**TASK ITEM:**
Which lines of the listing below contain the word "color"? Return them.

==============================

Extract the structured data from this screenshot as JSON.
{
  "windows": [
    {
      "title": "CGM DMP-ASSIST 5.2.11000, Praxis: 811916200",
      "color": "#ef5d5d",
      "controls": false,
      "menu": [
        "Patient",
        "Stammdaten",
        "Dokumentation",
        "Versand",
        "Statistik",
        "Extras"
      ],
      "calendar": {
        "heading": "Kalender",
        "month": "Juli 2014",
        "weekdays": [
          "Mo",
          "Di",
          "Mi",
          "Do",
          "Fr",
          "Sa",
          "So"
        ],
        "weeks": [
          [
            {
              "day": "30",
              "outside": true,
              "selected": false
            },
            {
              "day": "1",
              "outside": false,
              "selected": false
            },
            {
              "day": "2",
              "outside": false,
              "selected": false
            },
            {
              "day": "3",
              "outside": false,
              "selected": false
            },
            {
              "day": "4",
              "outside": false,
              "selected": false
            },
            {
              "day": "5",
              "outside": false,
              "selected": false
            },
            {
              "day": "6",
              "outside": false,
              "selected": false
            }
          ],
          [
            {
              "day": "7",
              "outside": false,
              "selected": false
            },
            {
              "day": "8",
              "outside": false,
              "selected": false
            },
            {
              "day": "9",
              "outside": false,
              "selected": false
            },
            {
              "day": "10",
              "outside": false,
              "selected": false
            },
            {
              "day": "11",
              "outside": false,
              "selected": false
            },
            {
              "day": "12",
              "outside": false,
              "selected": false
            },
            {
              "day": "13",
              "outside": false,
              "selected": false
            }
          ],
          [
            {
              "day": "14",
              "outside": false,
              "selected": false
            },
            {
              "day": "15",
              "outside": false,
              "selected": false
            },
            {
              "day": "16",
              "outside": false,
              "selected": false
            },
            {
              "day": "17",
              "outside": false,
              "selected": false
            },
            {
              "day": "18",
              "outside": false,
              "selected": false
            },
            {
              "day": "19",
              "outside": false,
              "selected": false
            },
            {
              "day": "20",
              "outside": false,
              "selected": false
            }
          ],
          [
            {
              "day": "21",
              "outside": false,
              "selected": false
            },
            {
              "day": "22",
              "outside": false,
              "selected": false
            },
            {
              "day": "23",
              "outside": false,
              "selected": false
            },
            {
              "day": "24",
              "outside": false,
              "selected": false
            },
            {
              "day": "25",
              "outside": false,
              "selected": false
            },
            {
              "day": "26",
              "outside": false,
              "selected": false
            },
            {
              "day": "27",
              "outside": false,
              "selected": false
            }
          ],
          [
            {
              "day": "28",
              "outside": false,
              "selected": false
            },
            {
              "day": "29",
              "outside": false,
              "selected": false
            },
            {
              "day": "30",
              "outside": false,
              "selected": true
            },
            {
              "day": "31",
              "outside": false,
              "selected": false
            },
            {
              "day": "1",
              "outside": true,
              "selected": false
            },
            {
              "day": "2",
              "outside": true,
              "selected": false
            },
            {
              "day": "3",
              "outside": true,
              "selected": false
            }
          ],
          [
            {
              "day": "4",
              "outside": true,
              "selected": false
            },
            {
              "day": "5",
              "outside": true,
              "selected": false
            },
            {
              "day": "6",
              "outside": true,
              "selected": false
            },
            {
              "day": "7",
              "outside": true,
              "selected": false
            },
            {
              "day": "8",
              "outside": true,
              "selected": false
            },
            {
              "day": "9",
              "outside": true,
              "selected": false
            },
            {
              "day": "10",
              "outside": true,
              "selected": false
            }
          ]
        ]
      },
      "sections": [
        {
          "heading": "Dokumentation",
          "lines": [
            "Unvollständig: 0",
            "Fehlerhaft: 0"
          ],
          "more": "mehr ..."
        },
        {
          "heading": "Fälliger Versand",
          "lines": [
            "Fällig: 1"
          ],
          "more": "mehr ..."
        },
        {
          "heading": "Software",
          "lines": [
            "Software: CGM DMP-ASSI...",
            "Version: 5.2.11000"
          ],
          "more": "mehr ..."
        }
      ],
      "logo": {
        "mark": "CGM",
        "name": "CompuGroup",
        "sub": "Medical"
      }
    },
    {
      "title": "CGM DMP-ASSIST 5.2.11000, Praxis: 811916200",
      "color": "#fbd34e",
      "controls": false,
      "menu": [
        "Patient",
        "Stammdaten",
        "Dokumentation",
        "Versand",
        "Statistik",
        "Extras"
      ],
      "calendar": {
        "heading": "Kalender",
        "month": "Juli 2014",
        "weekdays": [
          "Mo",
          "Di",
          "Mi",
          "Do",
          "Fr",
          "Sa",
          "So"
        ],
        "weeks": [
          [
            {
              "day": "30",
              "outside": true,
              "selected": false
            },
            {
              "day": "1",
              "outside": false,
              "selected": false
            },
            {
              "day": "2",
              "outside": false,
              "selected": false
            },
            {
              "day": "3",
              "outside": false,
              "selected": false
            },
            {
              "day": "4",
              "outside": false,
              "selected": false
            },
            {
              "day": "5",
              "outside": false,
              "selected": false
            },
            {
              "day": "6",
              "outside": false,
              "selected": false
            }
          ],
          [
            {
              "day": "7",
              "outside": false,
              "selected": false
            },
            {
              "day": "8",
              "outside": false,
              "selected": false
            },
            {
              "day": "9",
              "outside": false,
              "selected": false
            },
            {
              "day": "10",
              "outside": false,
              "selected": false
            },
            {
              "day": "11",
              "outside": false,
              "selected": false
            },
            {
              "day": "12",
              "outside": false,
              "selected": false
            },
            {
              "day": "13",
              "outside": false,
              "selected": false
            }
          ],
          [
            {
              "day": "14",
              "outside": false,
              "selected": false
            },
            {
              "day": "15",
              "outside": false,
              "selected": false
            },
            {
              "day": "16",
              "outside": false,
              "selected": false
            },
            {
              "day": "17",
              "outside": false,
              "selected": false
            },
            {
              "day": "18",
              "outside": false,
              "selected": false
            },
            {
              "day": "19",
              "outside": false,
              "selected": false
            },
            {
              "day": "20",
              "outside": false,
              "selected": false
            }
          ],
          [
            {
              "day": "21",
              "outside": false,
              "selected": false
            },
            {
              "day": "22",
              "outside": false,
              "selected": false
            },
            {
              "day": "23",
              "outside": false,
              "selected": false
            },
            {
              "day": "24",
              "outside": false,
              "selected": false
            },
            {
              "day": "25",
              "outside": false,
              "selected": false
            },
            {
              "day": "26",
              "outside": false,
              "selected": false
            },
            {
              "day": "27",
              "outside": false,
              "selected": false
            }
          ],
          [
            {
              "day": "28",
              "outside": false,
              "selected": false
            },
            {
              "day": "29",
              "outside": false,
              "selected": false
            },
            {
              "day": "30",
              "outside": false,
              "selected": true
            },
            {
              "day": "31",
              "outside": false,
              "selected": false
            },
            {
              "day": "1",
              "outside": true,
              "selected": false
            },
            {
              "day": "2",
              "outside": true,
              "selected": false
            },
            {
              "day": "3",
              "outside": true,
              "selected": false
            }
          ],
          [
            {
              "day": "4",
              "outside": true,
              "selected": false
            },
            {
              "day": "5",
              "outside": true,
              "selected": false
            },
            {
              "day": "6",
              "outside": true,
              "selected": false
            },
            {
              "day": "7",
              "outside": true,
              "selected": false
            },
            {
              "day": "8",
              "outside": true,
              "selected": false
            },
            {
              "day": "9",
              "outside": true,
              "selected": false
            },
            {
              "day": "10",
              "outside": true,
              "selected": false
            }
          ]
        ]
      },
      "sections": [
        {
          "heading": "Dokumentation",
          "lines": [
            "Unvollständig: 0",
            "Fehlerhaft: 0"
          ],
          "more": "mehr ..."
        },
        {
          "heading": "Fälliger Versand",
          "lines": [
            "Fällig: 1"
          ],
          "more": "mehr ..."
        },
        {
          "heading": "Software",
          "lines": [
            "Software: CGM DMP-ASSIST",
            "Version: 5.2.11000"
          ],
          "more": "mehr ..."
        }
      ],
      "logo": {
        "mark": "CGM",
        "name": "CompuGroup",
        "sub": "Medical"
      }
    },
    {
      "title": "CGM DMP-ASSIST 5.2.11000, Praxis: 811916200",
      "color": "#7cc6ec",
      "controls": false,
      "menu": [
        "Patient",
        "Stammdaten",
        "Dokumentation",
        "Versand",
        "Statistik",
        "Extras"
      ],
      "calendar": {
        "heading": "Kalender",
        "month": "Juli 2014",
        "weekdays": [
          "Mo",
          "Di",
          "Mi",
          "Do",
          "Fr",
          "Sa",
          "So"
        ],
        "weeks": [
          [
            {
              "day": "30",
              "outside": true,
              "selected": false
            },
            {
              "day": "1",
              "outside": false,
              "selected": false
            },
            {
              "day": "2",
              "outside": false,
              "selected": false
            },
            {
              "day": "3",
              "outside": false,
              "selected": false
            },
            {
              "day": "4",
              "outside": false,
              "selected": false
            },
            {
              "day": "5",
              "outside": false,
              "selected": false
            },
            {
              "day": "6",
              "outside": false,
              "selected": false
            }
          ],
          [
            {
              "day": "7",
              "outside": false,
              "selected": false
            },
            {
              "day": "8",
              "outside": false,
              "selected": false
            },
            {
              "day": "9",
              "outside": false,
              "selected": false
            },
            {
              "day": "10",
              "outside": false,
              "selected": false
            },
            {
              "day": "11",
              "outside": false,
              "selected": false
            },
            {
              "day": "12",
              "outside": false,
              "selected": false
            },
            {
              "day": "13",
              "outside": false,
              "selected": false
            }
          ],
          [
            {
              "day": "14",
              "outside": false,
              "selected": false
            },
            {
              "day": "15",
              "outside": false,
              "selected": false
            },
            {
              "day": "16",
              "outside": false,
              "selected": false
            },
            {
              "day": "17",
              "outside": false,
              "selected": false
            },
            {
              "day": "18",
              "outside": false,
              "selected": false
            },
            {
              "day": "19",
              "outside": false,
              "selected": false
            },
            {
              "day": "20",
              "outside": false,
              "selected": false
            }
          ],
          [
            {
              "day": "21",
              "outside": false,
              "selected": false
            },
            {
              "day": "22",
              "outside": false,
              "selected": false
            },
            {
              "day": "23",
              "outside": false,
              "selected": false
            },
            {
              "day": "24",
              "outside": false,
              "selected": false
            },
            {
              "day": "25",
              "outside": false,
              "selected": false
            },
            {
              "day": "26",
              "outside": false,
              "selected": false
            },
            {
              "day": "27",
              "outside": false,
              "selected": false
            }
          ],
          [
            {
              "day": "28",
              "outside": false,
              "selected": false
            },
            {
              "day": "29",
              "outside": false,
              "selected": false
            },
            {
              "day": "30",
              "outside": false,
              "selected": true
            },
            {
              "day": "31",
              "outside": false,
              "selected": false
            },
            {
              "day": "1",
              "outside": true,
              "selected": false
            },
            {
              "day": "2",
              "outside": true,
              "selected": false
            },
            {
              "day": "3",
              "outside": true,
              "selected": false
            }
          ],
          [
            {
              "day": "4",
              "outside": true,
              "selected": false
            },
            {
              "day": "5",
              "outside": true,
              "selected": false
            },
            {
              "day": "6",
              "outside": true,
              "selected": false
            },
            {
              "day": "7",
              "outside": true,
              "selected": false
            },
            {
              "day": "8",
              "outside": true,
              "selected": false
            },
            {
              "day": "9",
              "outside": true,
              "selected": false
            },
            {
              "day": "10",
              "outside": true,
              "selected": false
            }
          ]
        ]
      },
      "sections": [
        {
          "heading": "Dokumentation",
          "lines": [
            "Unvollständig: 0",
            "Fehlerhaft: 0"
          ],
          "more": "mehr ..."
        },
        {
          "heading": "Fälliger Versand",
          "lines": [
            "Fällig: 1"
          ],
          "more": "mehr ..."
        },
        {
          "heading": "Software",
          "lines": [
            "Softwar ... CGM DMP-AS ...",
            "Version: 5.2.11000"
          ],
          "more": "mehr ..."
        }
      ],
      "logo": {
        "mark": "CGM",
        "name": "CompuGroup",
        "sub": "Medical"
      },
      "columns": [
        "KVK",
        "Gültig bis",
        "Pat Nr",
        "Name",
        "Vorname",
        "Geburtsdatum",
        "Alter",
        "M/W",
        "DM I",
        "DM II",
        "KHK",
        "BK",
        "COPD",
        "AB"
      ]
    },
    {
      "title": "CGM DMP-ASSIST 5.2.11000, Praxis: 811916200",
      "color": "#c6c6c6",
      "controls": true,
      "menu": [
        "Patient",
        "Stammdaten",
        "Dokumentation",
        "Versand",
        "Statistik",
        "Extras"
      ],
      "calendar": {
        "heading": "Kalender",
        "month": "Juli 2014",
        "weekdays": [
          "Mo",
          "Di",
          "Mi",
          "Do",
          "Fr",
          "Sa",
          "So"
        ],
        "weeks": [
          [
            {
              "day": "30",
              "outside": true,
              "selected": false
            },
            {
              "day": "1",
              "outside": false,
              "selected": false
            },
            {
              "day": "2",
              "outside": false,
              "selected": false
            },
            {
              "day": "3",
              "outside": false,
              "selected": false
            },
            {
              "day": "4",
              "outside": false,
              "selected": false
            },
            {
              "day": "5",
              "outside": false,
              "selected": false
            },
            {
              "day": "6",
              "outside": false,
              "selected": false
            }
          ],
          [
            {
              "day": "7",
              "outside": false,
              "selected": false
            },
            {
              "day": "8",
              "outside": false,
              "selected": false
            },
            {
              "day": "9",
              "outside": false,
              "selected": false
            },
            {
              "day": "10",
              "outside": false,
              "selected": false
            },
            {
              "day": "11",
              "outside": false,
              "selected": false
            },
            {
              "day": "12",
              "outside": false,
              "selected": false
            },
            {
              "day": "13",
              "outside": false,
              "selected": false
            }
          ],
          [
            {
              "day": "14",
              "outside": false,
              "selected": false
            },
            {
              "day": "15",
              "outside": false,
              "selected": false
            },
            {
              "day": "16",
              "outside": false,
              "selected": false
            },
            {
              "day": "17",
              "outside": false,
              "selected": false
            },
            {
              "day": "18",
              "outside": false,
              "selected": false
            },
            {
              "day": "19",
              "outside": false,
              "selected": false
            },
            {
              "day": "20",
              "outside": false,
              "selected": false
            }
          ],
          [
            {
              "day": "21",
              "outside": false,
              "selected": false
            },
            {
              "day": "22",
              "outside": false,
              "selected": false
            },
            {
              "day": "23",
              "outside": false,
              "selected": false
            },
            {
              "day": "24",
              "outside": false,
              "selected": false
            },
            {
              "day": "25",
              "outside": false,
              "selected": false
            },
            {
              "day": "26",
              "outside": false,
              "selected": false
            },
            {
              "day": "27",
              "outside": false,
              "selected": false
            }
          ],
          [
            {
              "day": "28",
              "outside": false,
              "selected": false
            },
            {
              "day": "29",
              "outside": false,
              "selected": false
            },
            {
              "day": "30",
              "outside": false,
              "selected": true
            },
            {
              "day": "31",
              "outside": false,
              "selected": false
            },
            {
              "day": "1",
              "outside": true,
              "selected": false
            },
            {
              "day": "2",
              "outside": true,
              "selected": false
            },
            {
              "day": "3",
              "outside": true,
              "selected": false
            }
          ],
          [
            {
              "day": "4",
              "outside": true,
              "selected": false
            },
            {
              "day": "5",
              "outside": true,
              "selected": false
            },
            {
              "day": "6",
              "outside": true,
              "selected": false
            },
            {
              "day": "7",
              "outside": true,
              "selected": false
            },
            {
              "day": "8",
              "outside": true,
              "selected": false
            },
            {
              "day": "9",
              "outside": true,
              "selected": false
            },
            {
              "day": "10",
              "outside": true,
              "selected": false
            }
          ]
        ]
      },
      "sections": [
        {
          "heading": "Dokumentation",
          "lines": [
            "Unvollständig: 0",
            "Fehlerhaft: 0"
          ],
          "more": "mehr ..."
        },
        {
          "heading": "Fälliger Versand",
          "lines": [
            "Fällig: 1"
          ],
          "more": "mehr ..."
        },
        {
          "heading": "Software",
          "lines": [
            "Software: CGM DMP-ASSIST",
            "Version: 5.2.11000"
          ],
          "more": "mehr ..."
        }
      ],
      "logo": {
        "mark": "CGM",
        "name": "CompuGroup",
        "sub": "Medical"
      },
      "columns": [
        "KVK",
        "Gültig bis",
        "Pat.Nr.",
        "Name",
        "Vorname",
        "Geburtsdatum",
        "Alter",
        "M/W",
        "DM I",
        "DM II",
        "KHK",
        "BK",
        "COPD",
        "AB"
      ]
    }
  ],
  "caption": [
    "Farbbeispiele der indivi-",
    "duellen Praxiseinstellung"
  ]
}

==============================

**WRITTEN SOLUTION:**
      "color": "#ef5d5d",
      "color": "#fbd34e",
      "color": "#7cc6ec",
      "color": "#c6c6c6",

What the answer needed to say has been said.